This is when I will go back to the child that idolizes LeBron James. His brother and close relatives all believe that LeBron is a bad role model but he believes that James is a great choice. Are they talking about two different people? No, but maybe two different views. His relatives see an egotistic quitter that left his small town for the bright lights of Miami. But the child bypasses all of that and just looks at the MVP LeBron. 

And while you may just say that kids will never learn the wrongs from famous athletes, then you would be wrong! Seventy-four percent of children say that it is common for an athlete to yell at a referee or umpire and 62 percent say that athletes taunting or trash talking an opponent is commonplace.

And it is proven that when children get onto the field, court or ice they copy their role models actions. Sixty-two percent of children say that taunting or trash talking are very common in youth games, followed closely by yelling at a referee or umpire which 56 percent of children say is common (according to the Kaiser Family Foundation). 

If I am an eight-year-old slugger and I see A-Rod yelling at an umpire, shouldn't I do the same? I mean people all ways tell me to hit like him, shouldn't I act like him too? 

Athletes are given special permission in the minds of children. That is why whatever they do can be bypassed or classified as normal. One in three teens says that wild parties, unruly behavior and late nights is pretty routine in the lives of famous athletes.

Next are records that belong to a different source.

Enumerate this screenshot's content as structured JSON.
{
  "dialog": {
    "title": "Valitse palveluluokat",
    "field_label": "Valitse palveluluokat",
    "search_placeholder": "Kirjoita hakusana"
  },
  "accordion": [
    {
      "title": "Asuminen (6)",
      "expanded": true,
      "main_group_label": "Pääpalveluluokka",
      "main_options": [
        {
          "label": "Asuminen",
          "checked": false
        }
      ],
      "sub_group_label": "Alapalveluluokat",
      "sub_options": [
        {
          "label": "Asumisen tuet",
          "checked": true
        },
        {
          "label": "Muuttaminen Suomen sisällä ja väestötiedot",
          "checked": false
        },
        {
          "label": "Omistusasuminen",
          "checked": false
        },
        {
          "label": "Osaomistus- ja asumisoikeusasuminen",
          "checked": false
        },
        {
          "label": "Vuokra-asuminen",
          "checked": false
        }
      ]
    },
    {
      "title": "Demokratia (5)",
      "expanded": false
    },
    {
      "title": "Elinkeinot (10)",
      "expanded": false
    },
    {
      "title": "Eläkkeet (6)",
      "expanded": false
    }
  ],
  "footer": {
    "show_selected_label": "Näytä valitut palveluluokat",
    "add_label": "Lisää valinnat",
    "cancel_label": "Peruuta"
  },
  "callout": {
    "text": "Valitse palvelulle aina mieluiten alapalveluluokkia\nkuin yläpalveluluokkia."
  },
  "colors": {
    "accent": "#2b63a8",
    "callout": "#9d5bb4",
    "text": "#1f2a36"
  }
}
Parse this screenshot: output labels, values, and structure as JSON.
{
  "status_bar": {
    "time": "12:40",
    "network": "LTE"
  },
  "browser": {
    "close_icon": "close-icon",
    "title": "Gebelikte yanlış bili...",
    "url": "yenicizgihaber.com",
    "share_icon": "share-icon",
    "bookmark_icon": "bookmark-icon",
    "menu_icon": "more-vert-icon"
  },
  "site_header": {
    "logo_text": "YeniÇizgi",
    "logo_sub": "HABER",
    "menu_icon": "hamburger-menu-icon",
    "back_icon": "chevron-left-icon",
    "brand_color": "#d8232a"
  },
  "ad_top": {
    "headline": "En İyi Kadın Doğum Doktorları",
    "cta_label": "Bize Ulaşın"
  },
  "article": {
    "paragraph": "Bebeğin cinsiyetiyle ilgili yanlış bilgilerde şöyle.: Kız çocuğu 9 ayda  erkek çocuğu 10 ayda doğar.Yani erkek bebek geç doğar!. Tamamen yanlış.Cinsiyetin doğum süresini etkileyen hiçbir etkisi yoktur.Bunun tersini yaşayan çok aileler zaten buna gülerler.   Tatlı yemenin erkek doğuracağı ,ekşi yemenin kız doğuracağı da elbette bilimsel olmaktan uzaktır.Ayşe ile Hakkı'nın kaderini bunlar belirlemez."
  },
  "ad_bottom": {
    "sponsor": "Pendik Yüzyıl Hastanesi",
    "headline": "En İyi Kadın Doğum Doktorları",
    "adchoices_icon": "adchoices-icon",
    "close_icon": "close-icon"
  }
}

So if Terrell Owens had a late night, got a DUI and came home at 5 a.m it would be normal but if dad did that it would be unacceptable and crazy. What are the standards of role models? 

According to Ranker the Top 10 Most Popular Athletes are:

1. Tiger Woods: See above. 120 affairs.

2. Michael Jordan: Though he may be the best basketball player ever, he did pay lover Karla Knafel $250,000 to keep their relationship a secret when Knafel find out she was pregnant.

3. Tom Brady: Besides persuading little boys to wear Uggs, he's clean.

4. Lance Armstrong: I could see why Armstrong may be a good role model. He battled cancer and came out victorious as well as winning the Tour de France a record seven times. But there are rumors of doping circling his head.

5. LeBron James: He may be a great player, but there are many reasons why he should not be a top role model. After he was fouled by the Celtics last season, his mother came on the court to see what  happened. LeBron told her to "sit your ass down!" LeBron has never done anything wrong or harmful but his attitude and the way he bolted to Miami has turned some off.

6. Michael Phelps: Even though he has won countless medals and broken many records, he still should not be a role model. He has a DUI and has been caught smoking tobacco or marijuana.

7. Roger Federer: Besides those stupid watch commercials, he is clean.

8. Alex Rodriguez: A-ROID. A cheater who used steroids, Rodriguez will never be viewed in the same light again.

9. Derek Jeter-He has dated almost every woman in New York, but besides that the man is a living legend. He's half clean.

10. Shaquille O'Neal: THANK YOU! If there is one athlete I want my kid to look up to, it is Shaq. He is fun-loving but focused and always has time for charity. Shaq always puts a smile on a kid's face and is a hard worker but knows when to have fun. My family can't get enough of his offseason reality show Shaq Vs.

Out of the list of the 10 Most Popular Athletes, only three-and-a-half are clean. That is sad. You may ask well, big shot, who is your role model? Let's just say I stay clear of athletes!